Smoking is an age-old process of cooking and preserving foods, particularly meats. This ancient process sometimes referred to at hard smoking uses salt to inhibit microorganism growth and the smoke produces an acidic barrier to prevent contact contamination. Properly salted, smoked, and stored, the shelf-life of these preserved meats is literally endless though there will be a continuous degrading of quality over time. Really old beef jerky may be safe to eat, but it tastes stale and unappetizing, which is the reason it gets vacuum packed, to prevent oxidation from destroying the flavor.
This process of smoking and preserving foods was perfected long ago, the secret, the smokehouse. It is easy to salt a pork roast and put it in a smoky room and end up with a rancid hunk of meat. And yet people without electricity or germ theory could pull this off, making hams that lasted through the year without refrigeration, without getting the slightest tummy ache. Smokehouses dating back centuries had the precision of temperature and humidity control necessary to make a ham that could be left in the cupboard all summer and enjoyed for Christmas.
It is the combination of salt and smoke that caused this kind of preservation, but either one can be used individually to hold off spoilage for shorter periods of time. In the midst of the French and Indian War. George Washington, then a British soldier, recorded that his men had used the "Indian" method of barbecue to preserve meat. They lacked the salt to properly salt and store the meat, which would have given them a few weeks. The rough smoking method they used only preserved the meat for a few days.

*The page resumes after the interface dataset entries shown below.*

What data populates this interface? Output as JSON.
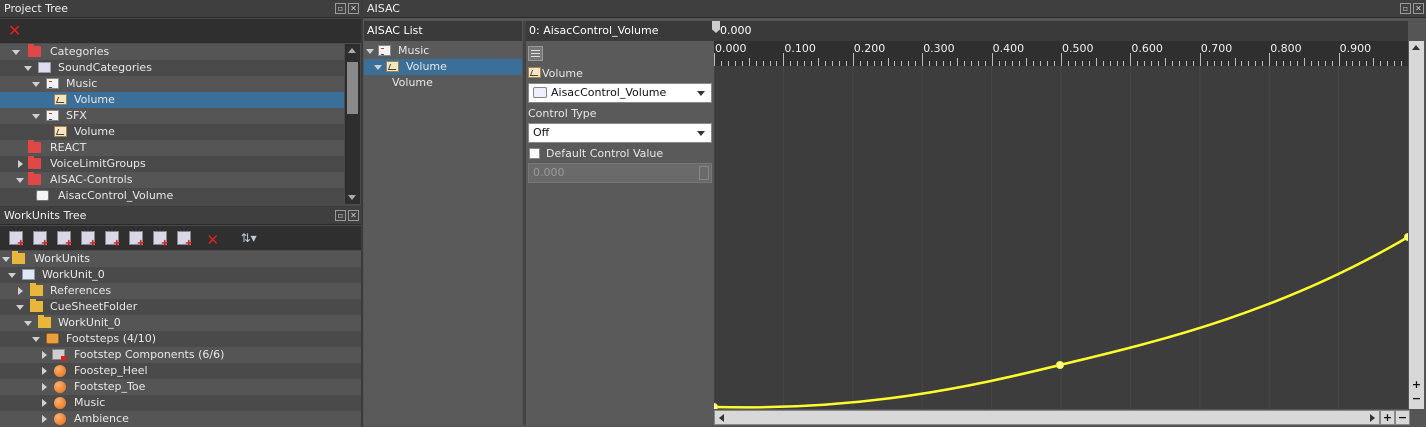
{
  "project_tree": {
    "title": "Project Tree",
    "items": [
      {
        "label": "Categories"
      },
      {
        "label": "SoundCategories"
      },
      {
        "label": "Music"
      },
      {
        "label": "Volume"
      },
      {
        "label": "SFX"
      },
      {
        "label": "Volume"
      },
      {
        "label": "REACT"
      },
      {
        "label": "VoiceLimitGroups"
      },
      {
        "label": "AISAC-Controls"
      },
      {
        "label": "AisacControl_Volume"
      }
    ]
  },
  "workunits_tree": {
    "title": "WorkUnits Tree",
    "items": [
      {
        "label": "WorkUnits"
      },
      {
        "label": "WorkUnit_0"
      },
      {
        "label": "References"
      },
      {
        "label": "CueSheetFolder"
      },
      {
        "label": "WorkUnit_0"
      },
      {
        "label": "Footsteps (4/10)"
      },
      {
        "label": "Footstep Components (6/6)"
      },
      {
        "label": "Foostep_Heel"
      },
      {
        "label": "Footstep_Toe"
      },
      {
        "label": "Music"
      },
      {
        "label": "Ambience"
      }
    ]
  },
  "aisac": {
    "title": "AISAC",
    "list_header": "AISAC List",
    "list": [
      {
        "label": "Music"
      },
      {
        "label": "Volume"
      },
      {
        "label": "Volume"
      }
    ],
    "graph_header": "0: AisacControl_Volume",
    "cursor_value": "0.000",
    "property_label": "Volume",
    "control_value": "AisacControl_Volume",
    "control_type_label": "Control Type",
    "control_type_value": "Off",
    "default_control_label": "Default Control Value",
    "default_control_value": "0.000",
    "ruler_ticks": [
      "0.000",
      "0.100",
      "0.200",
      "0.300",
      "0.400",
      "0.500",
      "0.600",
      "0.700",
      "0.800",
      "0.900"
    ],
    "zoom_in_label": "+",
    "zoom_out_label": "−"
  },
  "colors": {
    "curve": "#ffff2a",
    "selection": "#3a6f9a",
    "delete_red": "#e02020"
  }
}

Washington didn't refer to this method he called barbecue because he didn't know about meat smoking or because he knew what barbecue was in our modern sense. He called it this because the meat he had procured wasn't cured and smoked in a smokehouse, but instead over an open pit, the method used in the earliest days of barbecue and attributed to the indigenous peoples of the Americas.
Smoking, as in modern hot barbecue smoking, is a cooking process. Many people will bore you with explanations of the Maillard Reaction. This chemical reaction between amino acids and reducing sugars is what gives many cooked foods their brown color and produces that cooked flavor we tend to look for. The Maillard Reaction causes meats, bread, and pretty much anything organic to gain these characteristics. While an interesting science experiment, it isn't unique to barbecue.

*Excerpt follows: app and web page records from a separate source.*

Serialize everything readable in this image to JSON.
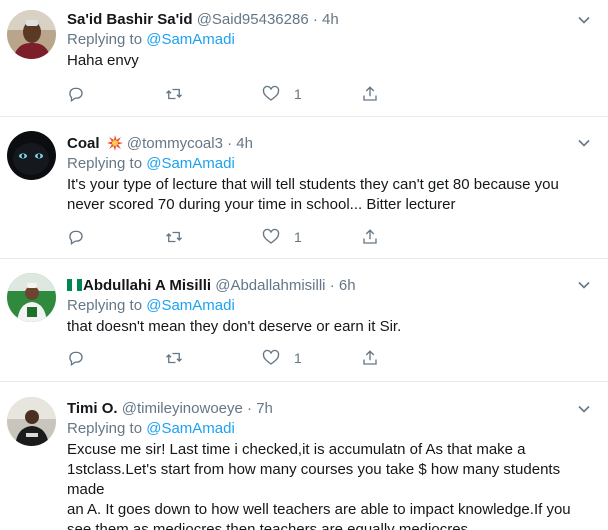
{
  "reply_prefix": "Replying to",
  "tweets": [
    {
      "name": "Sa'id Bashir Sa'id",
      "handle": "@Said95436286",
      "separator": "·",
      "time": "4h",
      "reply_to": "@SamAmadi",
      "lines": [
        "Haha envy"
      ],
      "likes": "1",
      "badge": ""
    },
    {
      "name": "Coal",
      "handle": "@tommycoal3",
      "separator": "·",
      "time": "4h",
      "reply_to": "@SamAmadi",
      "lines": [
        "It's your type of lecture that will tell students they can't get 80 because you",
        "never scored 70 during your time in school... Bitter lecturer"
      ],
      "likes": "1",
      "badge": "explosion-emoji"
    },
    {
      "name": "Abdullahi A Misilli",
      "handle": "@Abdallahmisilli",
      "separator": "·",
      "time": "6h",
      "reply_to": "@SamAmadi",
      "lines": [
        "that doesn't mean they don't deserve or earn it Sir."
      ],
      "likes": "1",
      "badge": "nigeria-flag-emoji"
    },
    {
      "name": "Timi O.",
      "handle": "@timileyinowoeye",
      "separator": "·",
      "time": "7h",
      "reply_to": "@SamAmadi",
      "lines": [
        "Excuse me sir! Last time i checked,it is accumulatn of As that make a",
        "1stclass.Let's start from how many courses you take $ how many students made",
        "an A. It goes down to how well teachers are able to impact knowledge.If you",
        "see them as mediocres,then teachers are equally mediocres"
      ],
      "likes": "",
      "badge": ""
    }
  ],
  "colors": {
    "link": "#1da1f2",
    "muted": "#657786",
    "text": "#14171a",
    "divider": "#e6ecf0"
  }
}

With the advent of modern refrigeration, we no longer need to preserve meat and while smoking in the typical backyard smoker can add a little shelf life to meats, they are best stored in the refrigerator because the amount of smoke and the lack of heavy salt doesn't mean these foods are actually preserved.

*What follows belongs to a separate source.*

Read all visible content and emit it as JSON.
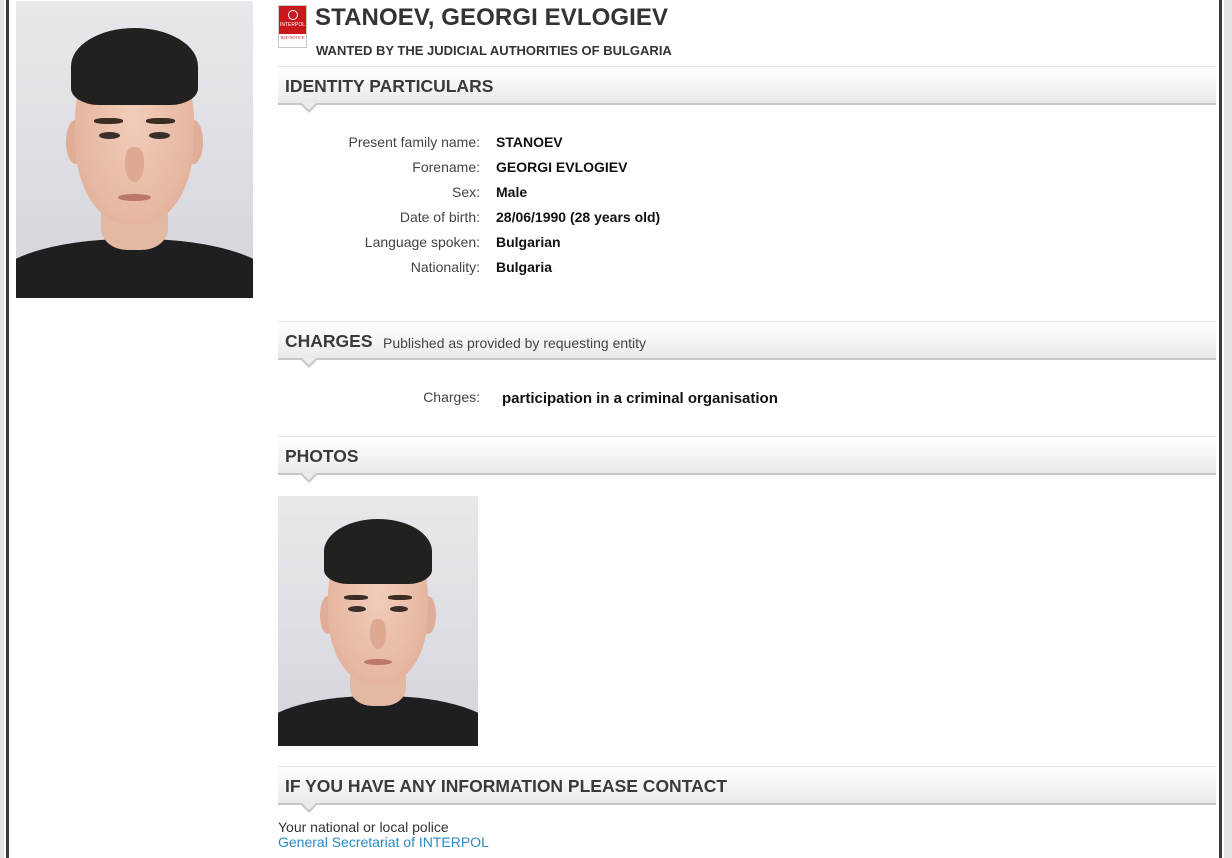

Today, smoking, in terms of barbecue is a method slow roasting with the addition of smoke flavor in an enclosed type of cooking equipment. Natural, hardwood smoke adds nitrates to meats and causes a chemical reaction in meats, most noticeably in the form of a smoke ring. Smoking simply means, these days, a method for making barbecue and other foods like jerky, smoked fish, and similar items. It is important to note that many foods sold as "smoked" never actually spend time in a smoker or smokehouse but instead have smoke flavor added to them. Smoke is vital to barbecue and nothing should be called barbecue in the classic meaning of the word without natural smoke added to the cooking environment. Unfortunately, barbecue has come to mean a flavor and not a method of cooking.